**AIM OF THE EXERCISE**
Nothing in the records should be changed in the copy, though the pictures must be left out.
--- START ---
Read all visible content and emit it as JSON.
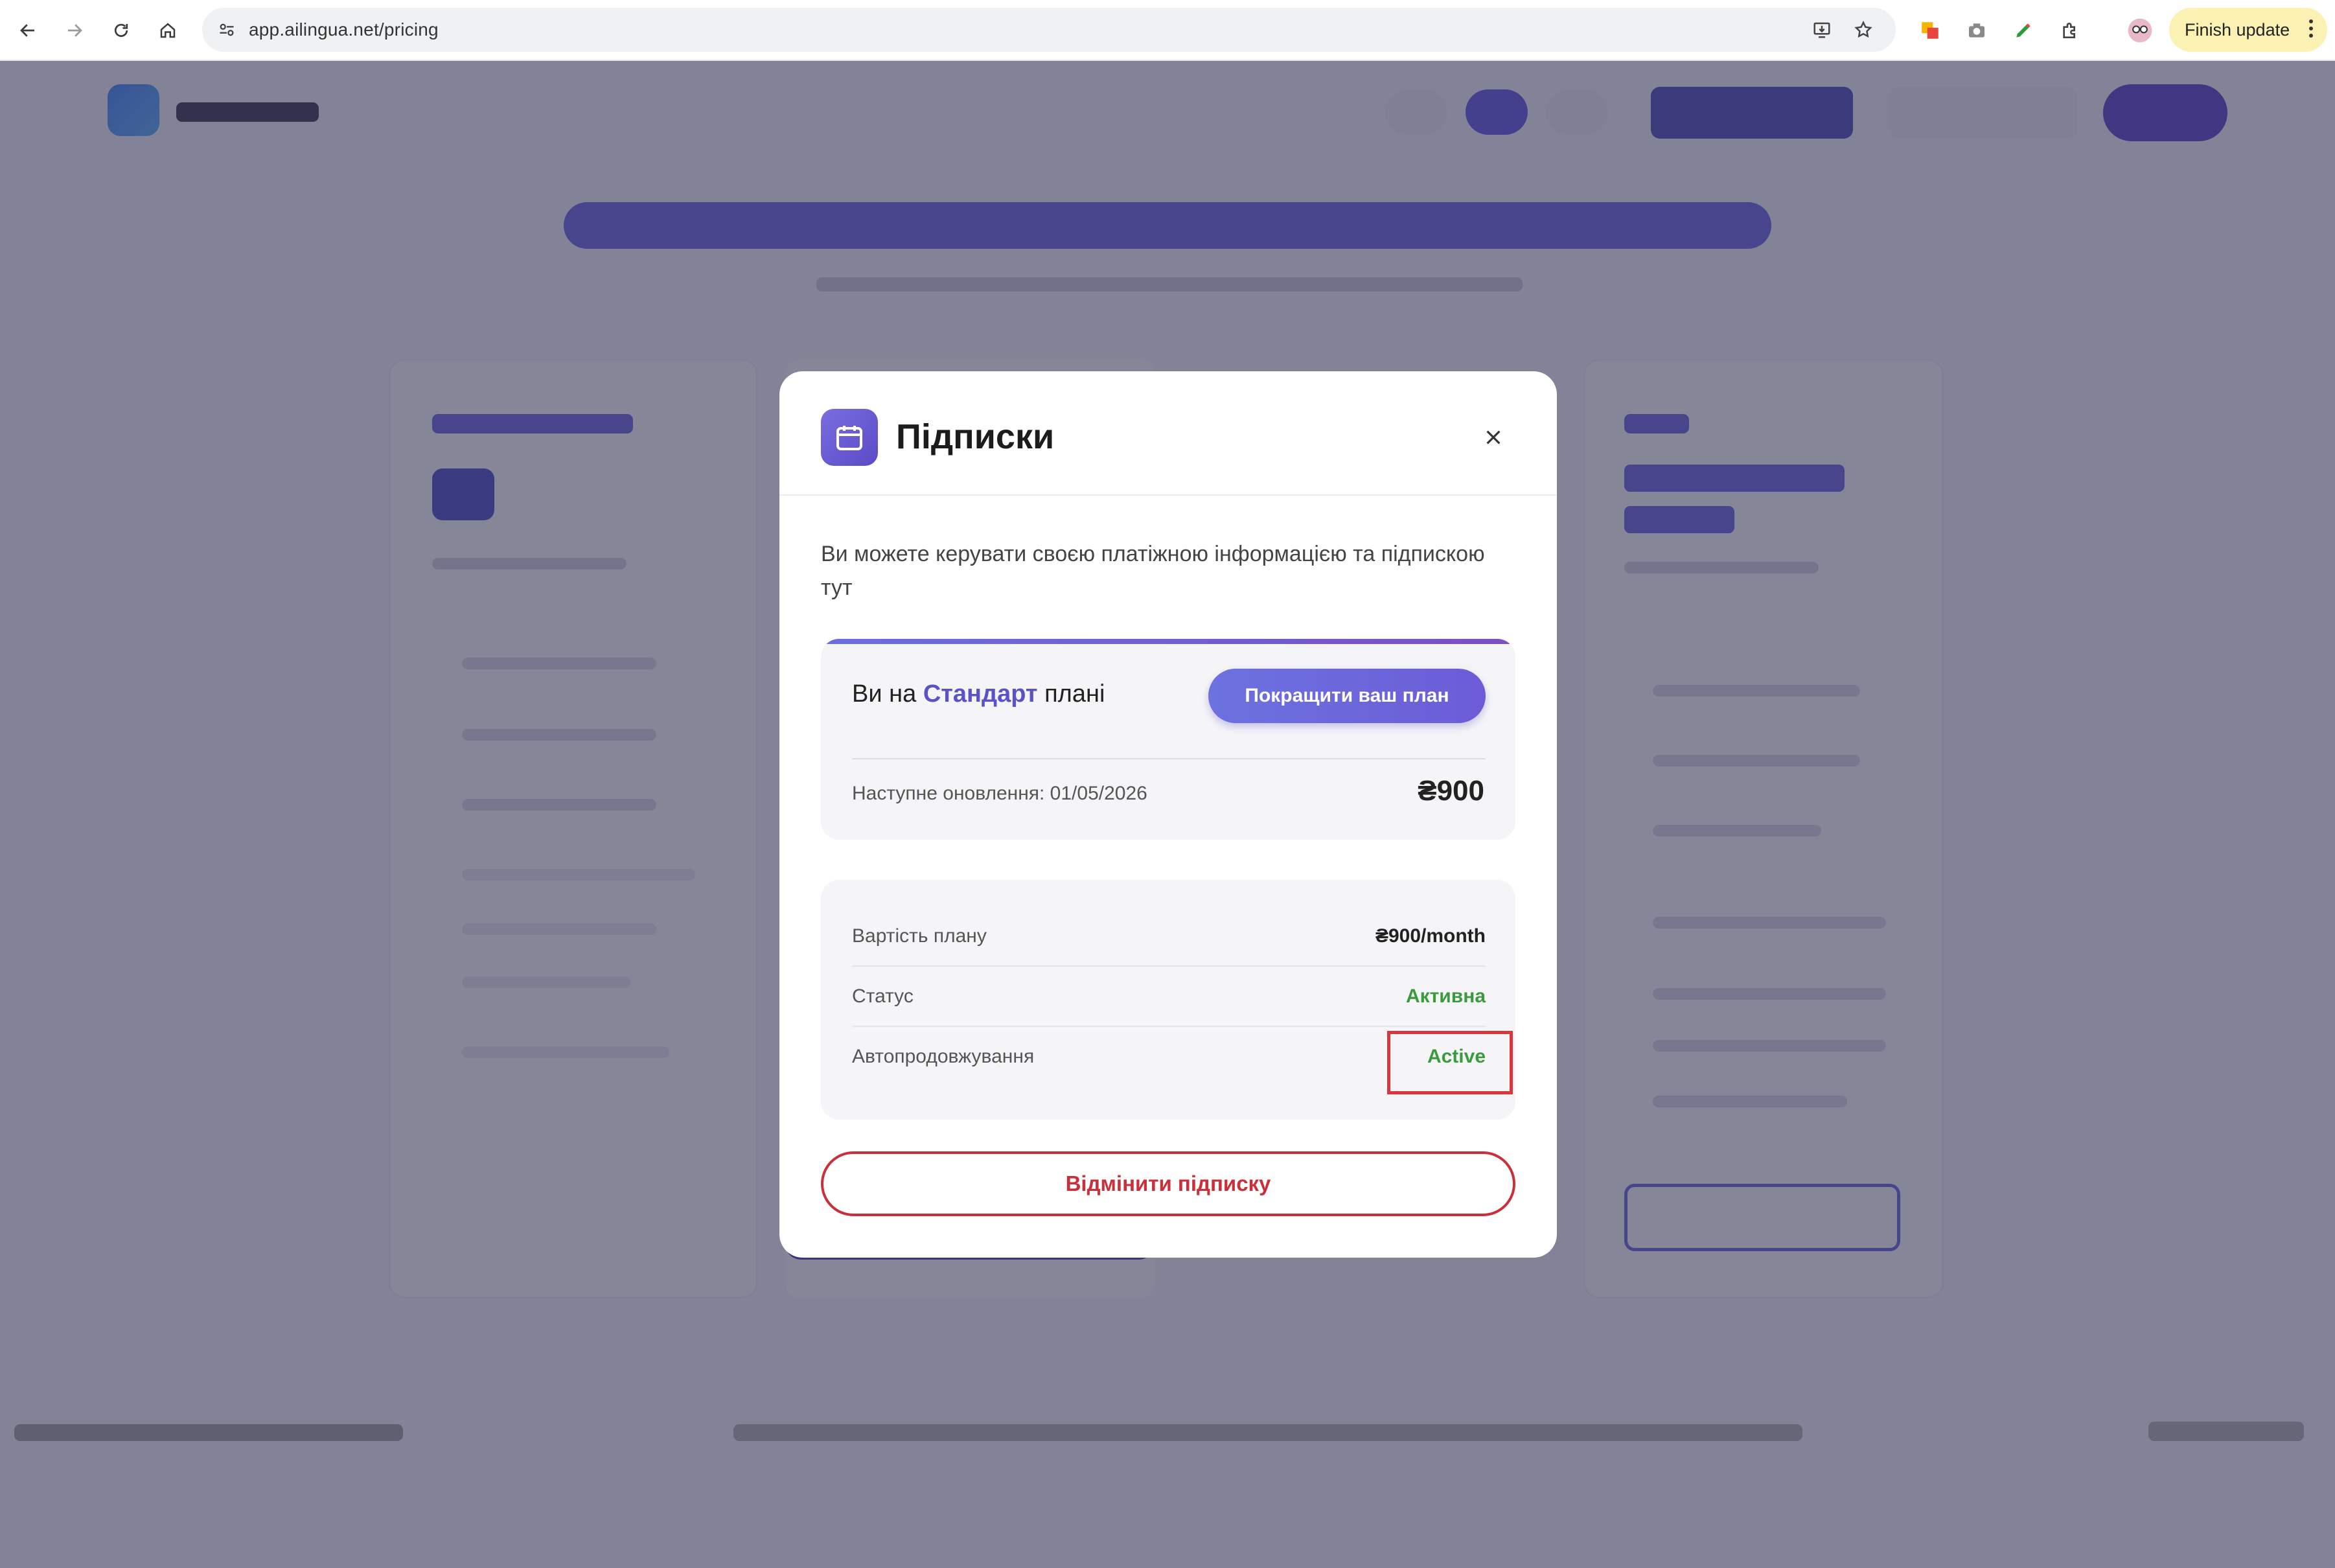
{
  "browser": {
    "url": "app.ailingua.net/pricing",
    "finish_update_label": "Finish update"
  },
  "modal": {
    "title": "Підписки",
    "description": "Ви можете керувати своєю платіжною інформацією та підпискою тут",
    "plan": {
      "prefix": "Ви на",
      "name": "Стандарт",
      "suffix": "плані",
      "upgrade_label": "Покращити ваш план",
      "renewal_text": "Наступне оновлення: 01/05/2026",
      "price": "₴900"
    },
    "details": [
      {
        "label": "Вартість плану",
        "value": "₴900/month",
        "color": "#222222"
      },
      {
        "label": "Статус",
        "value": "Активна",
        "color": "#3a9a3e"
      },
      {
        "label": "Автопродовжування",
        "value": "Active",
        "color": "#3a9a3e"
      }
    ],
    "cancel_label": "Відмінити підписку"
  },
  "colors": {
    "accent": "#5a52c8",
    "danger": "#c9303a",
    "success": "#3a9a3e",
    "highlight": "#d9363e"
  }
}
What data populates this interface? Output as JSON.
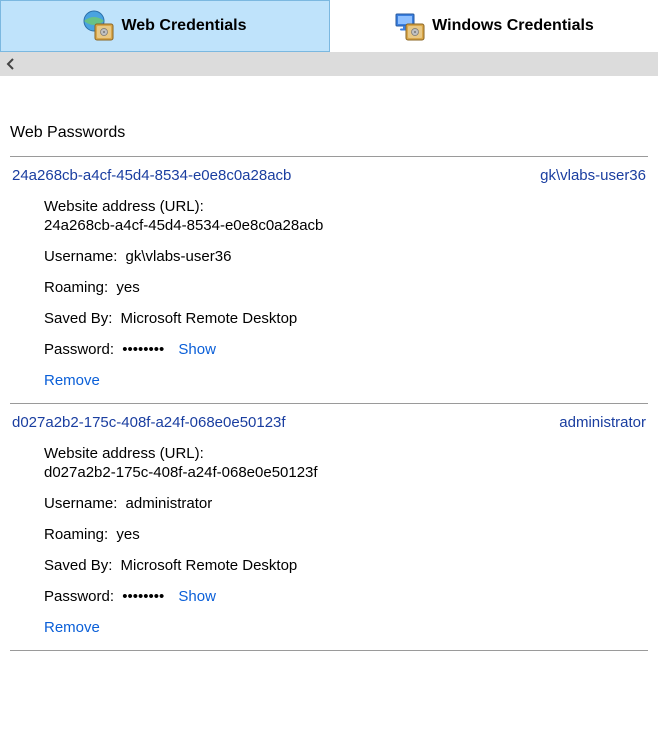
{
  "tabs": {
    "web": "Web Credentials",
    "windows": "Windows Credentials"
  },
  "section_title": "Web Passwords",
  "labels": {
    "url": "Website address (URL):",
    "username": "Username:",
    "roaming": "Roaming:",
    "saved_by": "Saved By:",
    "password": "Password:",
    "show": "Show",
    "remove": "Remove"
  },
  "entries": [
    {
      "site": "24a268cb-a4cf-45d4-8534-e0e8c0a28acb",
      "user_short": "gk\\vlabs-user36",
      "url": "24a268cb-a4cf-45d4-8534-e0e8c0a28acb",
      "username": "gk\\vlabs-user36",
      "roaming": "yes",
      "saved_by": "Microsoft Remote Desktop",
      "password_mask": "••••••••"
    },
    {
      "site": "d027a2b2-175c-408f-a24f-068e0e50123f",
      "user_short": "administrator",
      "url": "d027a2b2-175c-408f-a24f-068e0e50123f",
      "username": "administrator",
      "roaming": "yes",
      "saved_by": "Microsoft Remote Desktop",
      "password_mask": "••••••••"
    }
  ]
}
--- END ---
**ANSWER SECTION**
Read all visible content and emit it as JSON.
{
  "browser": {
    "url": "app.ailingua.net/pricing",
    "finish_update_label": "Finish update"
  },
  "modal": {
    "title": "Підписки",
    "description": "Ви можете керувати своєю платіжною інформацією та підпискою тут",
    "plan": {
      "prefix": "Ви на",
      "name": "Стандарт",
      "suffix": "плані",
      "upgrade_label": "Покращити ваш план",
      "renewal_text": "Наступне оновлення: 01/05/2026",
      "price": "₴900"
    },
    "details": [
      {
        "label": "Вартість плану",
        "value": "₴900/month",
        "color": "#222222"
      },
      {
        "label": "Статус",
        "value": "Активна",
        "color": "#3a9a3e"
      },
      {
        "label": "Автопродовжування",
        "value": "Active",
        "color": "#3a9a3e"
      }
    ],
    "cancel_label": "Відмінити підписку"
  },
  "colors": {
    "accent": "#5a52c8",
    "danger": "#c9303a",
    "success": "#3a9a3e",
    "highlight": "#d9363e"
  }
}
What data populates this interface? Output as JSON.
{
  "tabs": {
    "web": "Web Credentials",
    "windows": "Windows Credentials"
  },
  "section_title": "Web Passwords",
  "labels": {
    "url": "Website address (URL):",
    "username": "Username:",
    "roaming": "Roaming:",
    "saved_by": "Saved By:",
    "password": "Password:",
    "show": "Show",
    "remove": "Remove"
  },
  "entries": [
    {
      "site": "24a268cb-a4cf-45d4-8534-e0e8c0a28acb",
      "user_short": "gk\\vlabs-user36",
      "url": "24a268cb-a4cf-45d4-8534-e0e8c0a28acb",
      "username": "gk\\vlabs-user36",
      "roaming": "yes",
      "saved_by": "Microsoft Remote Desktop",
      "password_mask": "••••••••"
    },
    {
      "site": "d027a2b2-175c-408f-a24f-068e0e50123f",
      "user_short": "administrator",
      "url": "d027a2b2-175c-408f-a24f-068e0e50123f",
      "username": "administrator",
      "roaming": "yes",
      "saved_by": "Microsoft Remote Desktop",
      "password_mask": "••••••••"
    }
  ]
}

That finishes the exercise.